Stay hydrated, wear light-colored clothing, and more ways to stay safe and healthy during the long, hot summer.

This summer is off to a sizzling start, with temperatures throughout the Northeast consistently in the 90s, putting the desire to revel in the great outdoors at odds with the reality of needing to stay sheltered and cool. Dr. Alexis Halpern, assistant attending physician at NewYork-Presbyterian/Weill Cornell Medical Center and an assistant professor of clinical medicine at Weill Cornell Medicine, says one of the most difficult aspects of dealing with the heat is that people often don’t know when they’re becoming dehydrated or overheated. This can result in heat exhaustion, which can create a feeling of anxiety and cause a slow or weakened heartbeat, or even heatstroke, which can result in loss of consciousness or convulsions.

“For this reason, it’s important to think about these things ahead of time and plan for them, or just avoid the outdoors altogether,” Dr. Halpern says.

Here, Dr. Halpern shares her advice for preventing heat-related illnesses and helping to make this summer season the pleasure it’s meant to be.

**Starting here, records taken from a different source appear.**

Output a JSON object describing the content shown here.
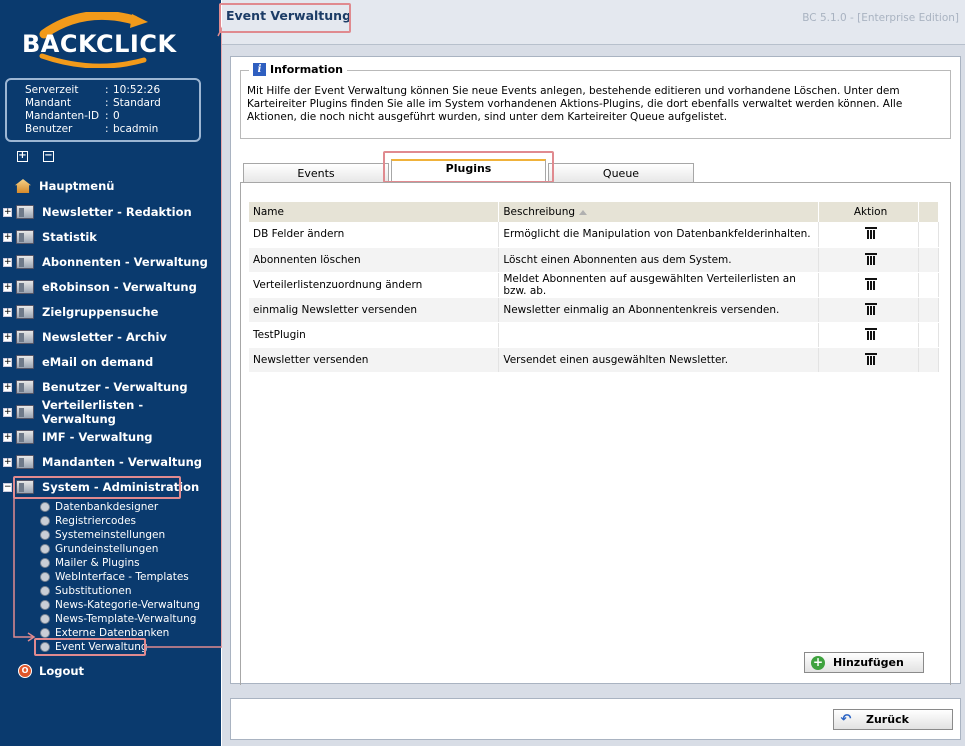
{
  "brand": {
    "logo_text": "BACKCLICK"
  },
  "server_info": [
    {
      "key": "Serverzeit",
      "sep": ":",
      "value": "10:52:26"
    },
    {
      "key": "Mandant",
      "sep": ":",
      "value": "Standard"
    },
    {
      "key": "Mandanten-ID",
      "sep": ":",
      "value": "0"
    },
    {
      "key": "Benutzer",
      "sep": ":",
      "value": "bcadmin"
    }
  ],
  "tree_controls": {
    "expand": "+",
    "collapse": "−"
  },
  "nav": {
    "main_menu": "Hauptmenü",
    "items": [
      "Newsletter - Redaktion",
      "Statistik",
      "Abonnenten - Verwaltung",
      "eRobinson - Verwaltung",
      "Zielgruppensuche",
      "Newsletter - Archiv",
      "eMail on demand",
      "Benutzer - Verwaltung",
      "Verteilerlisten - Verwaltung",
      "IMF - Verwaltung",
      "Mandanten - Verwaltung",
      "System - Administration"
    ],
    "sub_items": [
      "Datenbankdesigner",
      "Registriercodes",
      "Systemeinstellungen",
      "Grundeinstellungen",
      "Mailer & Plugins",
      "WebInterface - Templates",
      "Substitutionen",
      "News-Kategorie-Verwaltung",
      "News-Template-Verwaltung",
      "Externe Datenbanken",
      "Event Verwaltung"
    ],
    "logout": "Logout"
  },
  "header": {
    "title": "Event Verwaltung",
    "version": "BC 5.1.0 - [Enterprise Edition]"
  },
  "info": {
    "legend": "Information",
    "text": "Mit Hilfe der Event Verwaltung können Sie neue Events anlegen, bestehende editieren und vorhandene Löschen. Unter dem Karteireiter Plugins finden Sie alle im System vorhandenen Aktions-Plugins, die dort ebenfalls verwaltet werden können. Alle Aktionen, die noch nicht ausgeführt wurden, sind unter dem Karteireiter Queue aufgelistet."
  },
  "tabs": {
    "events": "Events",
    "plugins": "Plugins",
    "queue": "Queue",
    "active": "Plugins"
  },
  "grid": {
    "columns": {
      "name": "Name",
      "beschreibung": "Beschreibung",
      "aktion": "Aktion"
    },
    "rows": [
      {
        "name": "DB Felder ändern",
        "beschreibung": "Ermöglicht die Manipulation von Datenbankfelderinhalten."
      },
      {
        "name": "Abonnenten löschen",
        "beschreibung": "Löscht einen Abonnenten aus dem System."
      },
      {
        "name": "Verteilerlistenzuordnung ändern",
        "beschreibung": "Meldet Abonnenten auf ausgewählten Verteilerlisten an bzw. ab."
      },
      {
        "name": "einmalig Newsletter versenden",
        "beschreibung": "Newsletter einmalig an Abonnentenkreis versenden."
      },
      {
        "name": "TestPlugin",
        "beschreibung": ""
      },
      {
        "name": "Newsletter versenden",
        "beschreibung": "Versendet einen ausgewählten Newsletter."
      }
    ]
  },
  "buttons": {
    "add": "Hinzufügen",
    "back": "Zurück"
  },
  "colors": {
    "sidebar": "#0a3a6e",
    "highlight": "#e08a8f",
    "tab_accent": "#f0b23a"
  }
}
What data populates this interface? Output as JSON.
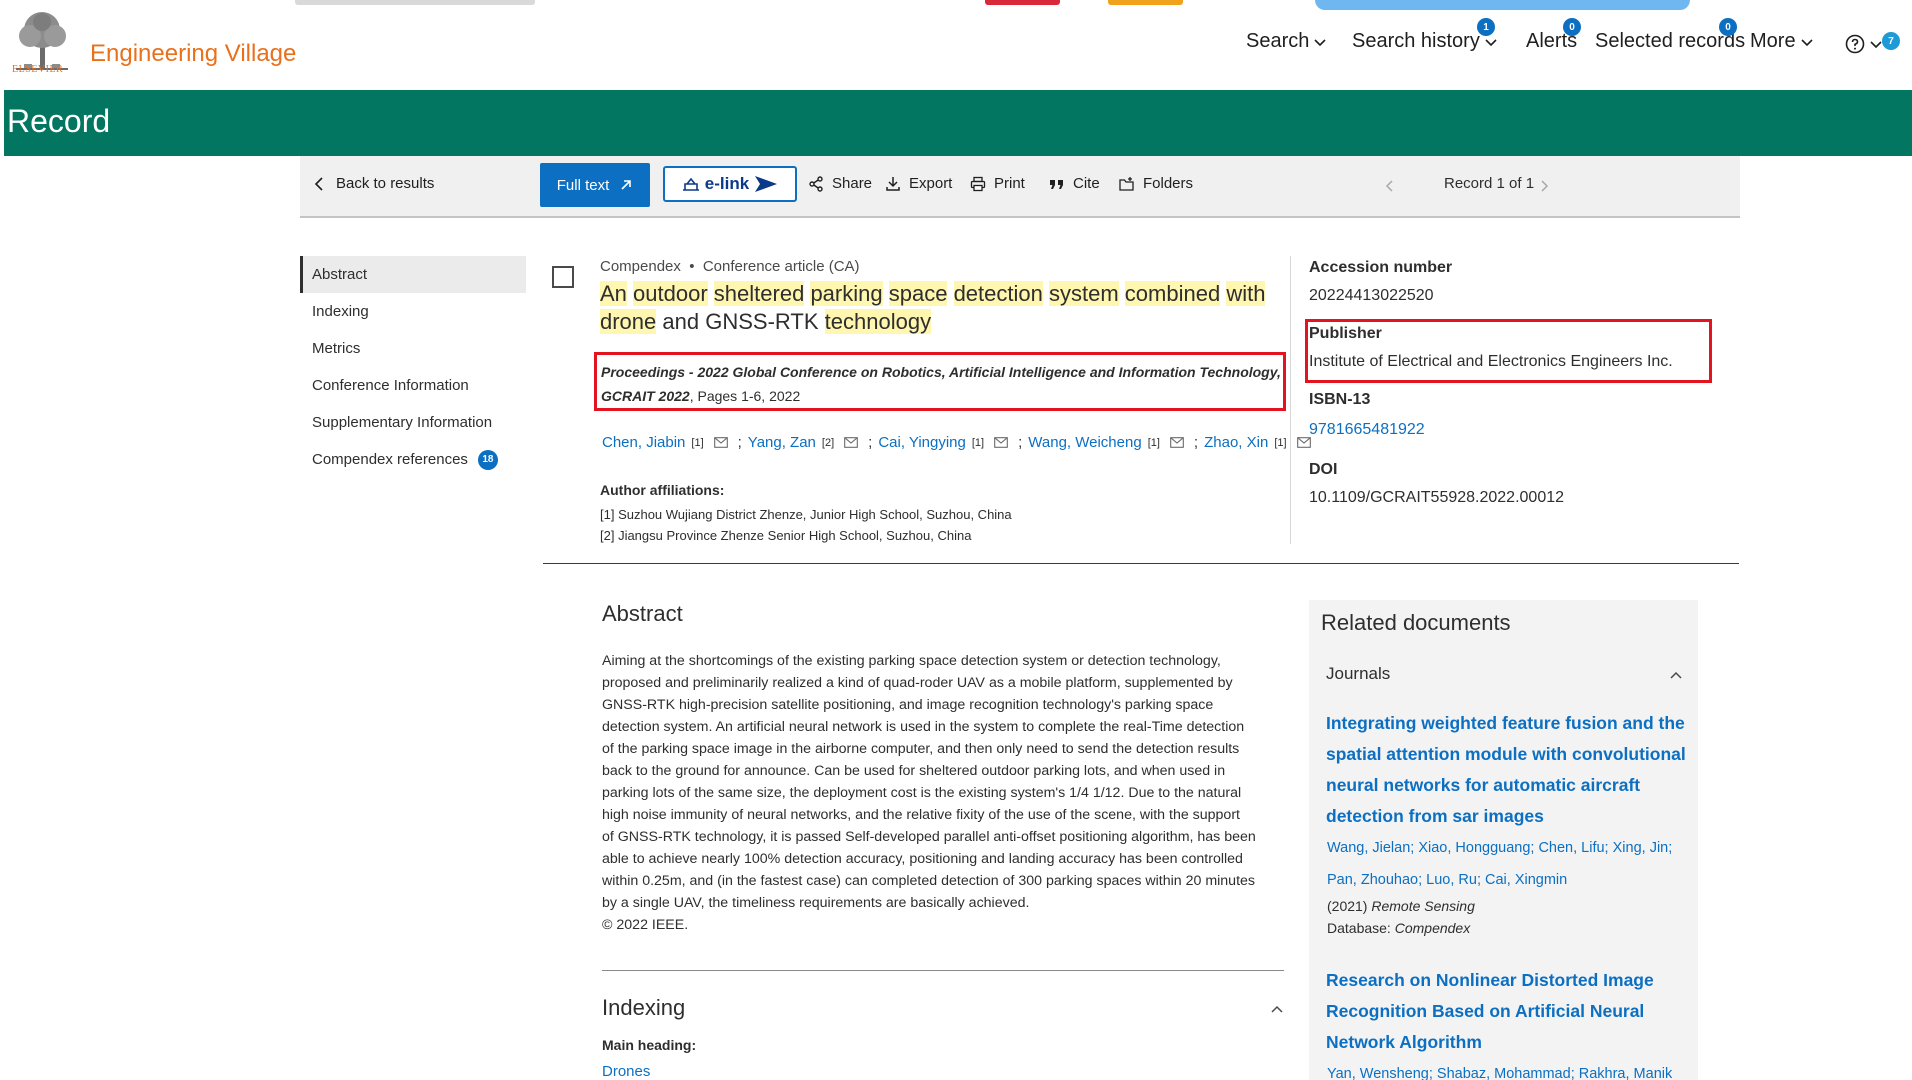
{
  "header": {
    "logo_word": "ELSEVIER",
    "brand": "Engineering Village",
    "nav": {
      "search": "Search",
      "search_history": "Search history",
      "search_history_count": "1",
      "alerts": "Alerts",
      "alerts_count": "0",
      "selected_records": "Selected records",
      "selected_records_count": "0",
      "more": "More",
      "help_count": "7"
    }
  },
  "banner": {
    "title": "Record"
  },
  "toolbar": {
    "back": "Back to results",
    "full_text": "Full text",
    "elink": "e-link",
    "share": "Share",
    "export": "Export",
    "print": "Print",
    "cite": "Cite",
    "folders": "Folders",
    "record_position": "Record 1 of 1"
  },
  "sidebar": {
    "items": [
      {
        "label": "Abstract"
      },
      {
        "label": "Indexing"
      },
      {
        "label": "Metrics"
      },
      {
        "label": "Conference Information"
      },
      {
        "label": "Supplementary Information"
      },
      {
        "label": "Compendex references",
        "badge": "18"
      }
    ]
  },
  "record": {
    "database": "Compendex",
    "doc_type": "Conference article (CA)",
    "title_words": [
      "An",
      "outdoor",
      "sheltered",
      "parking",
      "space",
      "detection",
      "system",
      "combined",
      "with",
      "drone",
      "and",
      "GNSS-RTK",
      "technology"
    ],
    "source_italic": "Proceedings - 2022 Global Conference on Robotics, Artificial Intelligence and Information Technology, GCRAIT 2022",
    "source_rest": ", Pages 1-6, 2022",
    "authors": [
      {
        "name": "Chen, Jiabin",
        "aff": "[1]"
      },
      {
        "name": "Yang, Zan",
        "aff": "[2]"
      },
      {
        "name": "Cai, Yingying",
        "aff": "[1]"
      },
      {
        "name": "Wang, Weicheng",
        "aff": "[1]"
      },
      {
        "name": "Zhao, Xin",
        "aff": "[1]"
      }
    ],
    "affiliations_title": "Author affiliations:",
    "affiliations": [
      "[1] Suzhou Wujiang District Zhenze, Junior High School, Suzhou, China",
      "[2] Jiangsu Province Zhenze Senior High School, Suzhou, China"
    ]
  },
  "meta": {
    "accession_label": "Accession number",
    "accession_value": "20224413022520",
    "publisher_label": "Publisher",
    "publisher_value": "Institute of Electrical and Electronics Engineers Inc.",
    "isbn_label": "ISBN-13",
    "isbn_value": "9781665481922",
    "doi_label": "DOI",
    "doi_value": "10.1109/GCRAIT55928.2022.00012"
  },
  "abstract": {
    "heading": "Abstract",
    "lines": [
      "Aiming at the shortcomings of the existing parking space detection system or detection technology,",
      "proposed and preliminarily realized a kind of quad-roder UAV as a mobile platform, supplemented by",
      "GNSS-RTK high-precision satellite positioning, and image recognition technology's parking space",
      "detection system. An artificial neural network is used in the system to complete the real-Time detection",
      "of the parking space image in the airborne computer, and then only need to send the detection results",
      "back to the ground for announce. Can be used for sheltered outdoor parking lots, and when used in",
      "parking lots of the same size, the deployment cost is the existing system's 1/4 1/12. Due to the natural",
      "high noise immunity of neural networks, and the relative fixity of the use of the scene, with the support",
      "of GNSS-RTK technology, it is passed Self-developed parallel anti-offset positioning algorithm, has been",
      "able to achieve nearly 100% detection accuracy, positioning and landing accuracy has been controlled",
      "within 0.25m, and (in the fastest case) can completed detection of 300 parking spaces within 20 minutes",
      "by a single UAV, the timeliness requirements are basically achieved.",
      "© 2022 IEEE."
    ]
  },
  "indexing": {
    "heading": "Indexing",
    "main_heading_label": "Main heading:",
    "main_heading_value": "Drones"
  },
  "related": {
    "heading": "Related documents",
    "journals_label": "Journals",
    "doc1": {
      "title_lines": [
        "Integrating weighted feature fusion and the",
        "spatial attention module with convolutional",
        "neural networks for automatic aircraft",
        "detection from sar images"
      ],
      "author_lines": [
        "Wang, Jielan; Xiao, Hongguang; Chen, Lifu; Xing, Jin;",
        "Pan, Zhouhao;  Luo, Ru;  Cai, Xingmin"
      ],
      "year": "(2021)",
      "journal": "Remote Sensing",
      "db_label": "Database:",
      "db_value": "Compendex"
    },
    "doc2": {
      "title_lines": [
        "Research on Nonlinear Distorted Image",
        "Recognition Based on Artificial Neural",
        "Network Algorithm"
      ],
      "author_line": "Yan, Wensheng; Shabaz, Mohammad; Rakhra, Manik"
    }
  }
}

Lastly, Dr. Halpern suggests, “See a doctor or seek help if you start to feel extremely weak, pass out or feel as if you might, experience vomiting, have shortness of breath, stop sweating and become very red, have any change in mental status, or anything else that feels abnormal or scary. Better safe than sorry!”